For more questions and answers, view Genital HPV Infection—Fact Sheet.
- HPV is the most common sexually transmitted infection in the United States.
- There are many different types of HPV. Some types can cause health problems including genital warts and cancers.
- Some health effects caused by HPV can be prevented with vaccines.
What is HPV?
HPV is the most common sexually transmitted infection (STI). HPV is a different virus than HIV and HSV (herpes). HPV is so common that nearly all sexually active men and women get it at some point in their lives. There are many different types of HPV. Some types can cause health problems including genital warts and cancers. But there are vaccines that can stop these health problems from happening.
How is HPV spread?
You can get HPV by having oral, vaginal, or anal sex with someone who has the virus. It is most commonly spread during vaginal or anal sex. HPV can be passed even when an infected person has no signs or symptoms.
Anyone who is sexually active can get HPV, even if you have had sex with only one person. You also can develop symptoms years after you have sex with someone who is infected, making it hard to know when you first became infected.
Does HPV cause health problems?
In most cases, HPV goes away on its own and does not cause any health problems. But when HPV does not go away, it can cause health problems like genital warts and cancer.
Genital warts usually appear as a small bump or group of bumps in the genital area. They can be small or large, raised or flat, or shaped like a cauliflower. A healthcare provider can usually diagnose warts by looking at the genital area.
Who should get vaccinated?
All boys and girls ages 11 or 12 years should get vaccinated.
Catch-up vaccines are recommended for males through age 21 and for females through age 26, if they did not get vaccinated when they were younger.
The vaccine is also recommended for gay and bisexual men (or any man who has sex with a man) through age 26. It is also recommended for men and women with compromised immune systems (including people living with HIV/AIDS) through age 26, if they did not get fully vaccinated when they were younger.
Can I be treated for HPV or health problems caused by HPV?
There is no treatment for the virus itself. However, there are treatments for the health problems that HPV can cause:
- Genital warts can be treated by you or your physician. If left untreated, genital warts may go away, stay the same, or grow in size or number.
- Cervical precancer can be treated. Women who get routine Pap tests and follow up as needed can identify problems before cancer develops.

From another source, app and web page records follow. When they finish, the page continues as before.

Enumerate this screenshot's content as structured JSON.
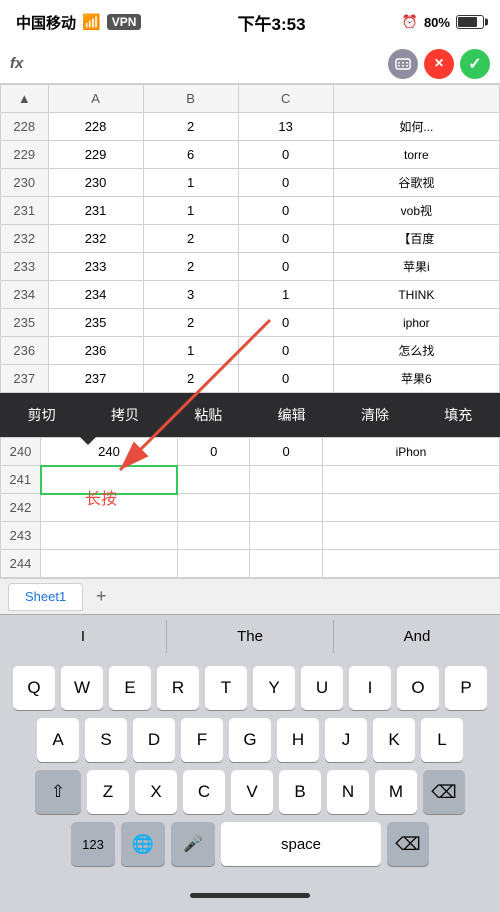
{
  "status": {
    "carrier": "中国移动",
    "wifi": "WiFi",
    "vpn": "VPN",
    "time": "下午3:53",
    "battery": "80%"
  },
  "formula_bar": {
    "fx_label": "fx",
    "cancel_icon": "×",
    "confirm_icon": "✓"
  },
  "columns": {
    "corner": "▲",
    "a": "A",
    "b": "B",
    "c": "C",
    "d": ""
  },
  "rows": [
    {
      "num": "228",
      "a": "228",
      "b": "2",
      "c": "13",
      "d": "如何..."
    },
    {
      "num": "229",
      "a": "229",
      "b": "6",
      "c": "0",
      "d": "torre"
    },
    {
      "num": "230",
      "a": "230",
      "b": "1",
      "c": "0",
      "d": "谷歌视"
    },
    {
      "num": "231",
      "a": "231",
      "b": "1",
      "c": "0",
      "d": "vob视"
    },
    {
      "num": "232",
      "a": "232",
      "b": "2",
      "c": "0",
      "d": "【百度"
    },
    {
      "num": "233",
      "a": "233",
      "b": "2",
      "c": "0",
      "d": "苹果i"
    },
    {
      "num": "234",
      "a": "234",
      "b": "3",
      "c": "1",
      "d": "THINK"
    },
    {
      "num": "235",
      "a": "235",
      "b": "2",
      "c": "0",
      "d": "iphor"
    },
    {
      "num": "236",
      "a": "236",
      "b": "1",
      "c": "0",
      "d": "怎么找"
    },
    {
      "num": "237",
      "a": "237",
      "b": "2",
      "c": "0",
      "d": "苹果6"
    }
  ],
  "context_menu": {
    "cut": "剪切",
    "copy": "拷贝",
    "paste": "粘贴",
    "edit": "编辑",
    "clear": "清除",
    "fill": "填充"
  },
  "extra_rows": [
    {
      "num": "240",
      "a": "240",
      "b": "0",
      "c": "0",
      "d": "iPhon"
    },
    {
      "num": "241",
      "a": "",
      "b": "",
      "c": "",
      "d": ""
    },
    {
      "num": "242",
      "a": "",
      "b": "",
      "c": "",
      "d": ""
    },
    {
      "num": "243",
      "a": "",
      "b": "",
      "c": "",
      "d": ""
    },
    {
      "num": "244",
      "a": "",
      "b": "",
      "c": "",
      "d": ""
    }
  ],
  "long_press_label": "长按",
  "sheet_tabs": {
    "sheet1": "Sheet1",
    "add": "+"
  },
  "predictive": {
    "word1": "I",
    "word2": "The",
    "word3": "And"
  },
  "keyboard": {
    "row1": [
      "Q",
      "W",
      "E",
      "R",
      "T",
      "Y",
      "U",
      "I",
      "O",
      "P"
    ],
    "row2": [
      "A",
      "S",
      "D",
      "F",
      "G",
      "H",
      "J",
      "K",
      "L"
    ],
    "row3": [
      "Z",
      "X",
      "C",
      "V",
      "B",
      "N",
      "M"
    ],
    "numbers": "123",
    "globe": "🌐",
    "mic": "🎤",
    "space": "space",
    "backspace": "⌫"
  }
}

Prevention is always better than treatment. For more information visit www.cancer.org.
- Other HPV-related cancers are also more treatable when diagnosed and treated early. For more information visit www.cancer.org.